RABAT, (Reuters) – Morocco’s King Mohammed scored a landslide victory in a referendum on a reformed constitution he proposed to placate “Arab Spring” protests as voters defied critics who said it did little to curb his powers.
Preliminary results of Friday’s poll showed 98.5 percent of voters approved the text, Interior Minister Taib Cherkaoui declared on state media, citing returns from 94 percent of polling booths. Final results could take several days.
The charter explicitly grants executive powers to the government but retains the king at the helm of the cabinet, army, religious authorities and the judiciary.
With a turnout put at nearly 73 percent, the result will be seen as a vote of confidence in the leader of the Arab world’s longest-serving dynasty.
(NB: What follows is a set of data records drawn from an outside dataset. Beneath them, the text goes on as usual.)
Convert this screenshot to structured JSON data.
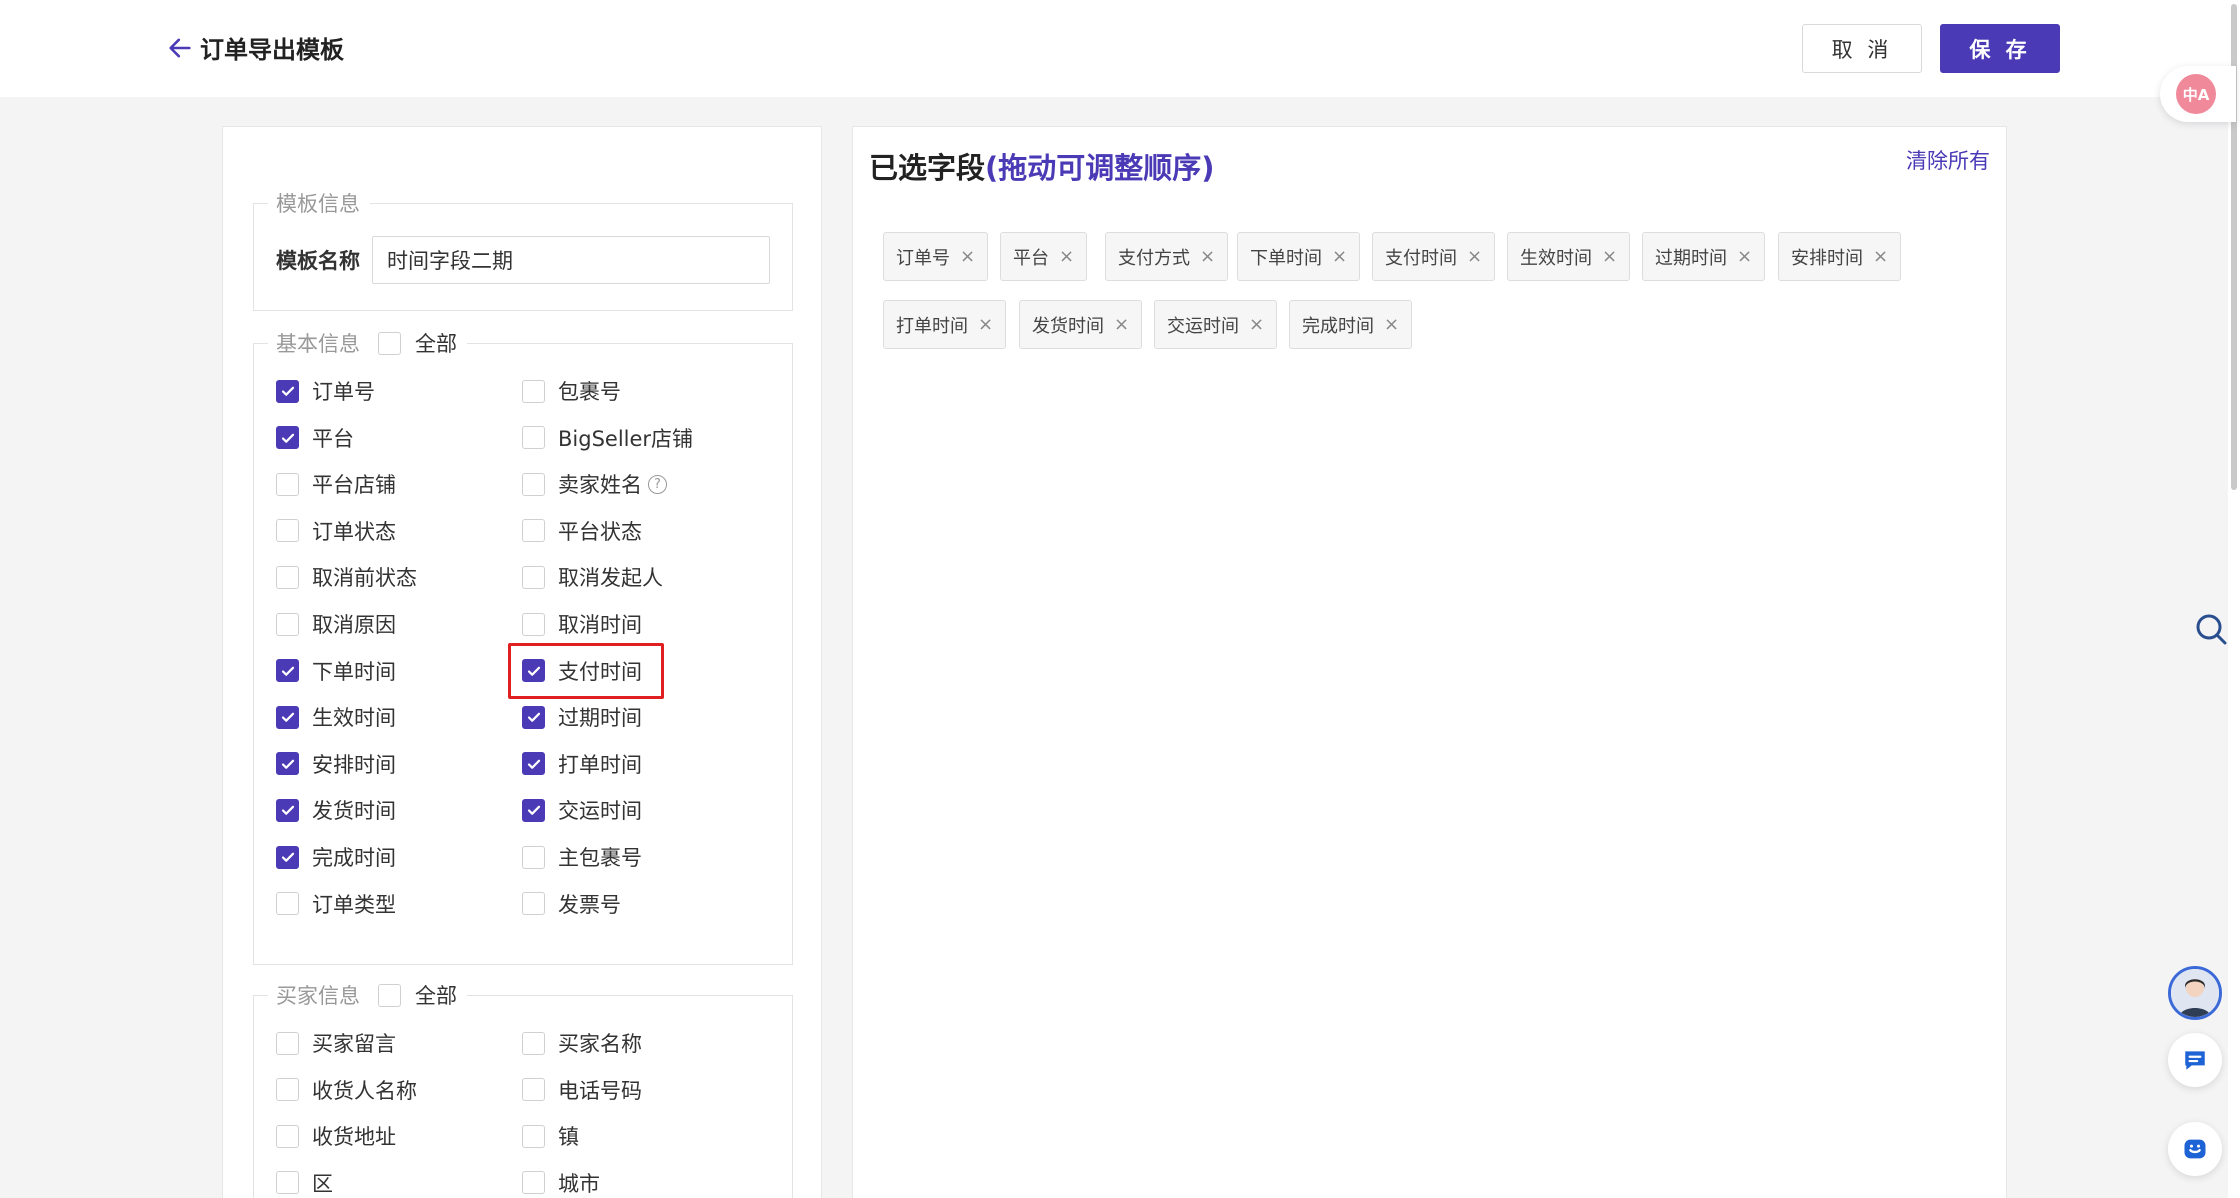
{
  "header": {
    "title": "订单导出模板",
    "cancel_label": "取 消",
    "save_label": "保 存"
  },
  "template_info": {
    "legend": "模板信息",
    "name_label": "模板名称",
    "name_value": "时间字段二期"
  },
  "basic_info": {
    "legend": "基本信息",
    "all_label": "全部",
    "all_checked": false,
    "fields": [
      {
        "label": "订单号",
        "checked": true
      },
      {
        "label": "包裹号",
        "checked": false
      },
      {
        "label": "平台",
        "checked": true
      },
      {
        "label": "BigSeller店铺",
        "checked": false
      },
      {
        "label": "平台店铺",
        "checked": false
      },
      {
        "label": "卖家姓名",
        "checked": false,
        "help": true
      },
      {
        "label": "订单状态",
        "checked": false
      },
      {
        "label": "平台状态",
        "checked": false
      },
      {
        "label": "取消前状态",
        "checked": false
      },
      {
        "label": "取消发起人",
        "checked": false
      },
      {
        "label": "取消原因",
        "checked": false
      },
      {
        "label": "取消时间",
        "checked": false
      },
      {
        "label": "下单时间",
        "checked": true
      },
      {
        "label": "支付时间",
        "checked": true,
        "highlight": true
      },
      {
        "label": "生效时间",
        "checked": true
      },
      {
        "label": "过期时间",
        "checked": true
      },
      {
        "label": "安排时间",
        "checked": true
      },
      {
        "label": "打单时间",
        "checked": true
      },
      {
        "label": "发货时间",
        "checked": true
      },
      {
        "label": "交运时间",
        "checked": true
      },
      {
        "label": "完成时间",
        "checked": true
      },
      {
        "label": "主包裹号",
        "checked": false
      },
      {
        "label": "订单类型",
        "checked": false
      },
      {
        "label": "发票号",
        "checked": false
      }
    ]
  },
  "buyer_info": {
    "legend": "买家信息",
    "all_label": "全部",
    "all_checked": false,
    "fields": [
      {
        "label": "买家留言",
        "checked": false
      },
      {
        "label": "买家名称",
        "checked": false
      },
      {
        "label": "收货人名称",
        "checked": false
      },
      {
        "label": "电话号码",
        "checked": false
      },
      {
        "label": "收货地址",
        "checked": false
      },
      {
        "label": "镇",
        "checked": false
      },
      {
        "label": "区",
        "checked": false
      },
      {
        "label": "城市",
        "checked": false
      }
    ]
  },
  "selected": {
    "title": "已选字段",
    "hint": "(拖动可调整顺序)",
    "clear_label": "清除所有",
    "tags": [
      "订单号",
      "平台",
      "支付方式",
      "下单时间",
      "支付时间",
      "生效时间",
      "过期时间",
      "安排时间",
      "打单时间",
      "发货时间",
      "交运时间",
      "完成时间"
    ]
  },
  "floating": {
    "translate_label": "中A"
  },
  "colors": {
    "accent": "#4a3ab6",
    "highlight": "#e02020"
  }
}
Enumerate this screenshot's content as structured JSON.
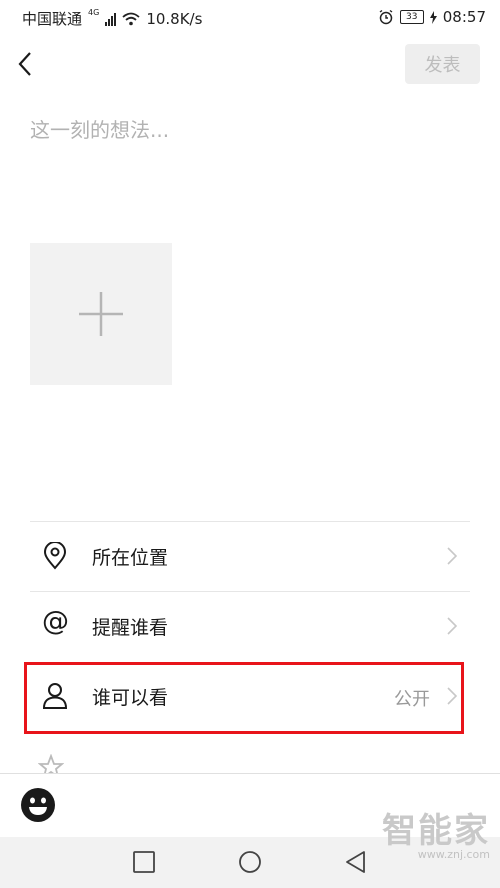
{
  "status_bar": {
    "carrier": "中国联通",
    "network_type": "4G",
    "speed": "10.8K/s",
    "battery": "33",
    "time": "08:57"
  },
  "header": {
    "back_icon": "back-arrow-icon",
    "publish_label": "发表"
  },
  "composer": {
    "placeholder": "这一刻的想法...",
    "value": ""
  },
  "options": [
    {
      "label": "所在位置",
      "icon": "location-pin-icon",
      "value": ""
    },
    {
      "label": "提醒谁看",
      "icon": "at-icon",
      "value": ""
    },
    {
      "label": "谁可以看",
      "icon": "person-icon",
      "value": "公开"
    }
  ],
  "colors": {
    "highlight": "#e8141a",
    "publish_disabled_bg": "#eeeeee",
    "publish_disabled_text": "#bdbdbd"
  },
  "bottom": {
    "emoji_icon": "emoji-icon"
  },
  "nav": {
    "recent": "square-icon",
    "home": "circle-icon",
    "back": "triangle-back-icon"
  },
  "watermark": {
    "name": "智能家",
    "url": "www.znj.com"
  }
}
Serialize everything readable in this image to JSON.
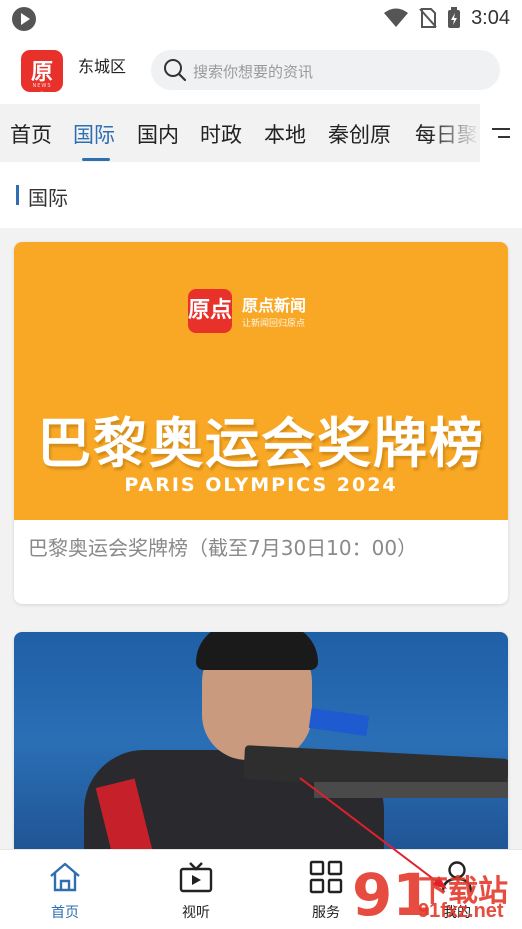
{
  "status_bar": {
    "time": "3:04"
  },
  "header": {
    "logo_text": "原点",
    "logo_sub": "NEWS",
    "location": "东城区",
    "search_placeholder": "搜索你想要的资讯"
  },
  "tabs": {
    "items": [
      "首页",
      "国际",
      "国内",
      "时政",
      "本地",
      "秦创原",
      "每日聚"
    ],
    "active_index": 1
  },
  "section": {
    "title": "国际"
  },
  "cards": [
    {
      "banner_brand": "原点新闻",
      "banner_slogan": "让新闻回归原点",
      "banner_title": "巴黎奥运会奖牌榜",
      "banner_subtitle": "PARIS OLYMPICS 2024",
      "caption": "巴黎奥运会奖牌榜（截至7月30日10：00）"
    }
  ],
  "bottom_nav": {
    "items": [
      {
        "label": "首页",
        "icon": "home-icon",
        "active": true
      },
      {
        "label": "视听",
        "icon": "tv-icon",
        "active": false
      },
      {
        "label": "服务",
        "icon": "grid-icon",
        "active": false
      },
      {
        "label": "我的",
        "icon": "user-icon",
        "active": false
      }
    ]
  },
  "watermark": {
    "big": "91",
    "top": "下载站",
    "bottom": "91fxz.net"
  },
  "colors": {
    "accent": "#2f6fb1",
    "brand_red": "#e8312a",
    "banner_orange": "#f8a825"
  }
}
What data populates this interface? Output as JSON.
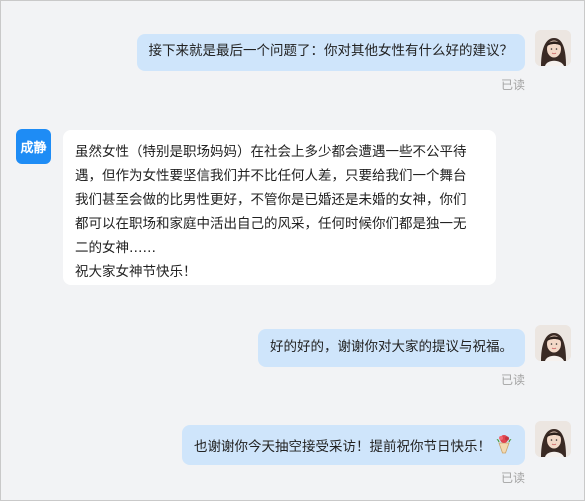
{
  "messages": [
    {
      "sender": "me",
      "text": "接下来就是最后一个问题了：你对其他女性有什么好的建议？",
      "status": "已读"
    },
    {
      "sender": "them",
      "avatar_label": "成静",
      "lines": [
        "虽然女性（特别是职场妈妈）在社会上多少都会遭遇一些不公平待",
        "遇，但作为女性要坚信我们并不比任何人差，只要给我们一个舞台",
        "我们甚至会做的比男性更好，不管你是已婚还是未婚的女神，你们",
        "都可以在职场和家庭中活出自己的风采，任何时候你们都是独一无",
        "二的女神……",
        "祝大家女神节快乐！"
      ]
    },
    {
      "sender": "me",
      "text": "好的好的，谢谢你对大家的提议与祝福。",
      "status": "已读"
    },
    {
      "sender": "me",
      "text": "也谢谢你今天抽空接受采访！提前祝你节日快乐！",
      "emoji": "bouquet-emoji",
      "status": "已读"
    }
  ],
  "colors": {
    "background": "#f2f3f5",
    "my_bubble": "#cfe5fb",
    "their_bubble": "#ffffff",
    "contact_avatar": "#1e8cf5",
    "read_status": "#a3a3a3"
  }
}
It will be closely scrutinised by Gulf Arab monarchies who have so far dodged domestic reform calls.
“We knew right from the start that the referendum will be in favour of the reform, but not necessarily for good reasons,” said Ouidad Melhaf, an activist within the so-called “February 20” street protest movement.
“Widespread poverty, illiteracy and fear of the state played a key role in the vote’s outcome,” she said, saying that the movement would relaunch its regular protests tomorrow.
Others cried foul, questioning why only 13 million voters were registered to vote from a total of nearly 20 million Moroccans of voting age, and disputing the high turnout.
“The turnout figures were rigged,” said Fathallah Arsalane of the Justice and Spirituality Islamist group, banned by the authorities but the largest organised opposition to the king.
“Our activists monitored polling stations throughout the country and what they have seen is far below the figure of the